It wasn’t always pretty, but the wait is over. 76 years to the day had passed since the last British man won a major tournament. I for one look forward to not hearing the names Fred Perry and Bunny Austin again, or at least not until Wimbledon. Murray’s ability has never been questioned since he won the junior US open title at the age of 17. His ability to compete with the top three players has been in doubt however, until now. His gold medal in London just a few weeks ago saw him destroy both Djokovic and Roger Federer and reinstate the belief that Murray belongs at the top, competing for the big prizes of the sport.
Andy Murray finally looked at home on the big stage and his status in the game is now sealed after he came out victorious in an epic encounter against one of his greatest rivals, Novak Djokovic. Murray started the better of the two players as the wind seemed to hinder Djokovic, who struggled to find any rhythm in the opening exchanges. A gruelling first set was taken by Murray after an hour and twenty minutes – it certainly wasn’t at the same standard of some of the finals we’ve seen before between Federer, Nadal and Djokovic, but it was no less exciting or nerve wracking.

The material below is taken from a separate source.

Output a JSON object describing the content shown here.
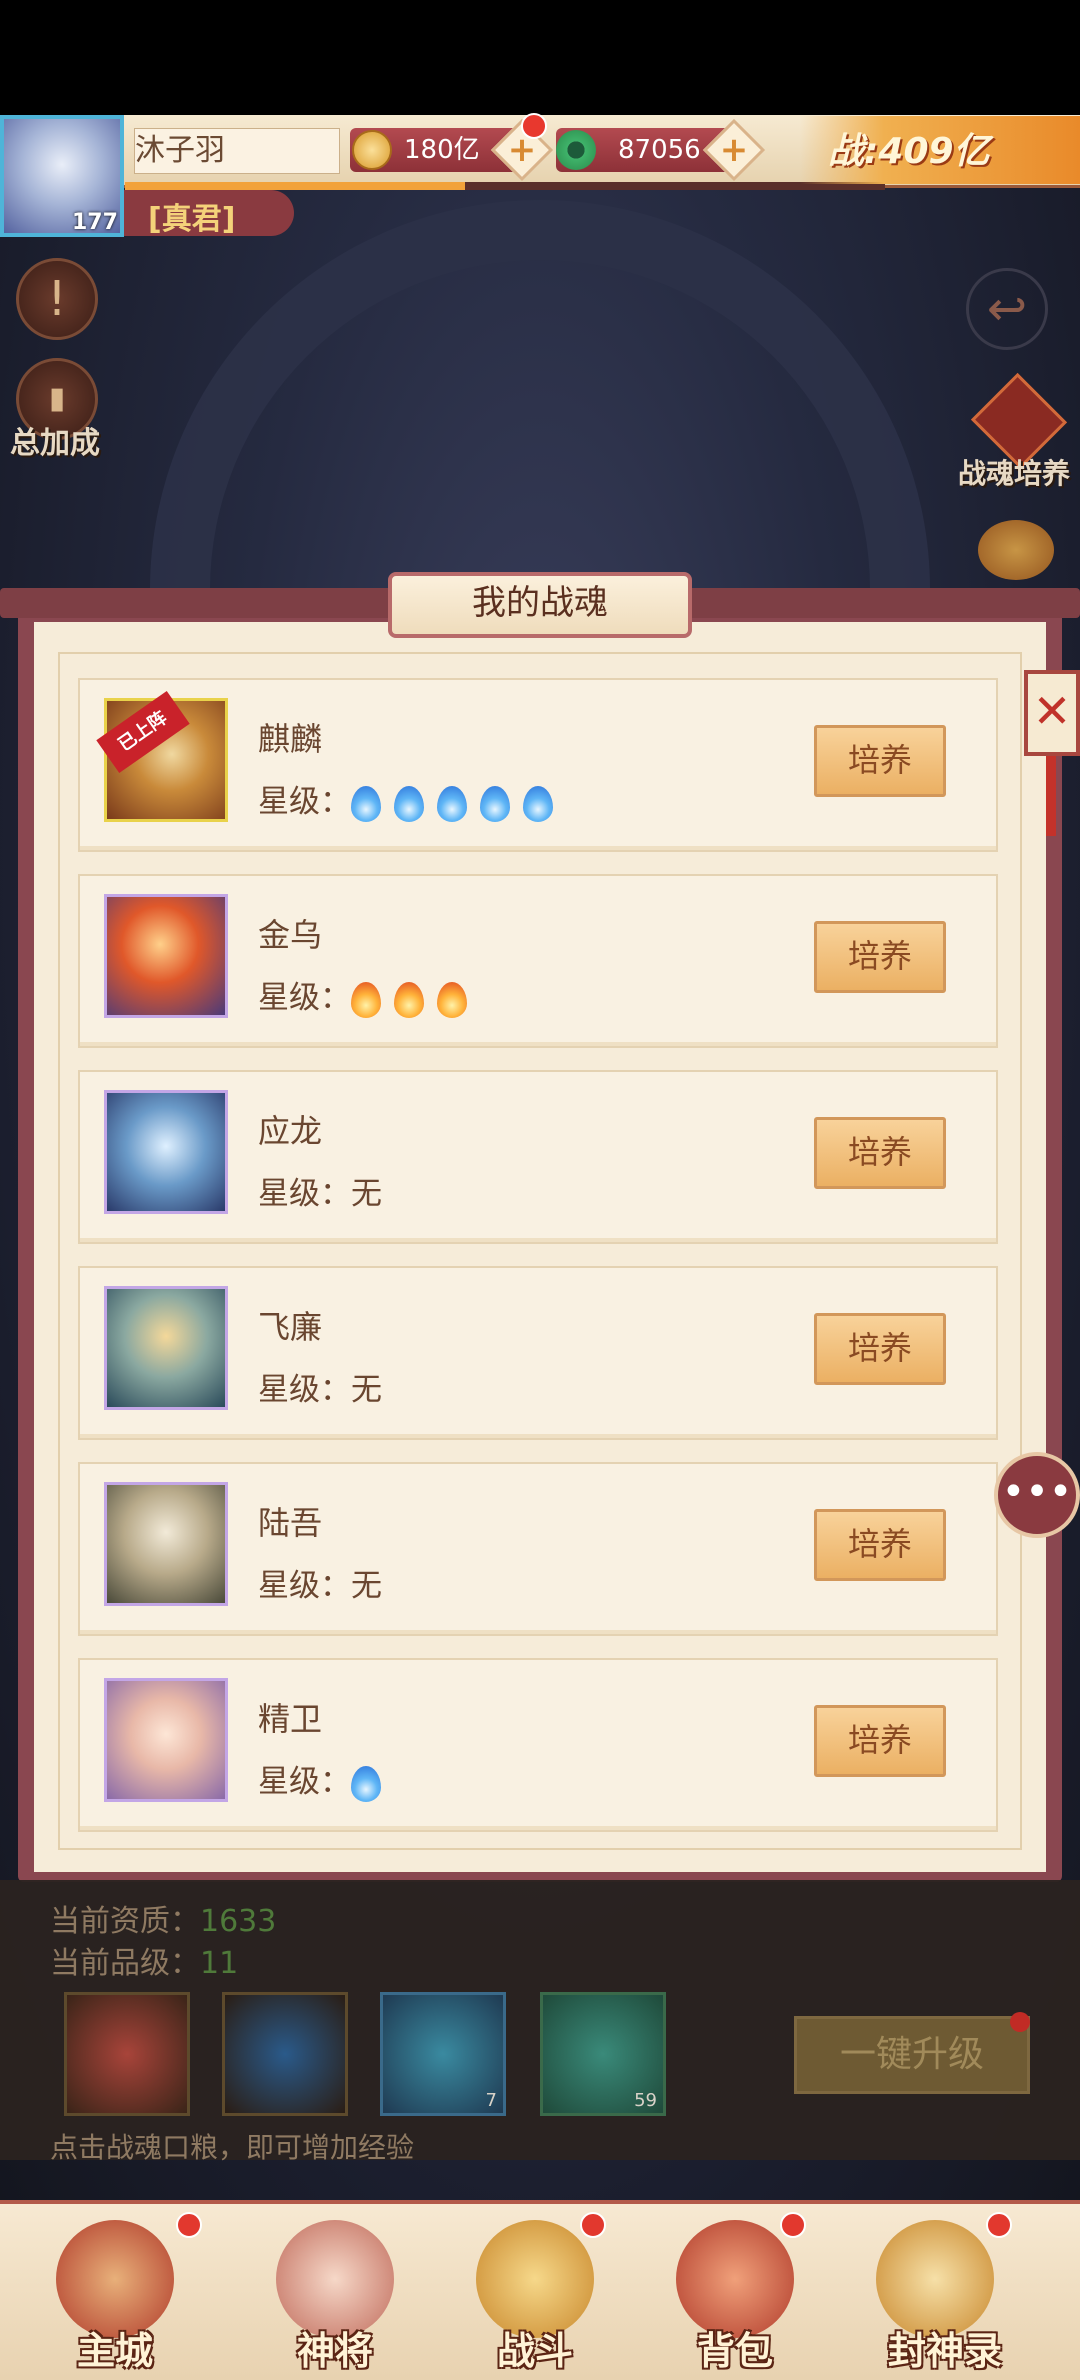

The second set was more of the same as the wind played havoc with both players. Murray took an early 4-0 lead and looked to have gained confidence by taking the first set in a tense tie-break which lasted more than 20 minutes. However, with nothing left to lose, Djokovic opened up and started hitting those trademark groundstrokes and running every single Murray shot down. When Djokovic broke back to make it 4-1, you knew that this match was far from over. Murray did well to stay focused and eventually take the second set 7-5 but the momentum was shifting and Djokovic imposed himself early on in the third. Murray was in new territory as he had never previously won more than a single set in his previous four grand slam finals. A combination of Murray’s nerves and Djokovic’s determination saw Murray surrender the third and fourth sets, 6-2 and 6-3 respectively.
It looked as though the wait for a British male grand slam winner would have to continue. It was always going to be difficult for the Serb after leaving himself so much to do and the size of the task was ultimately too big, even for the world number two. It was a gruelling match lasting four hours and fifty four minutes before Murray finally prevailed 6-2 in the fifth set. British tennis has the winner it has desired for so long and you sense that these two players may have a few grand slam finals left in them. With Federer still going strong and Nadal still to come back from an injury plagued season, the future of tennis looks very bright. Murray’s victory concludes a great summer for British sport and British tennis as Laura Robson reached the second week of a grand slam for the first time. Let’s hope that this win has lifted some of that pressure we have all spoken of and Andy can go on to win many more grand slam titles.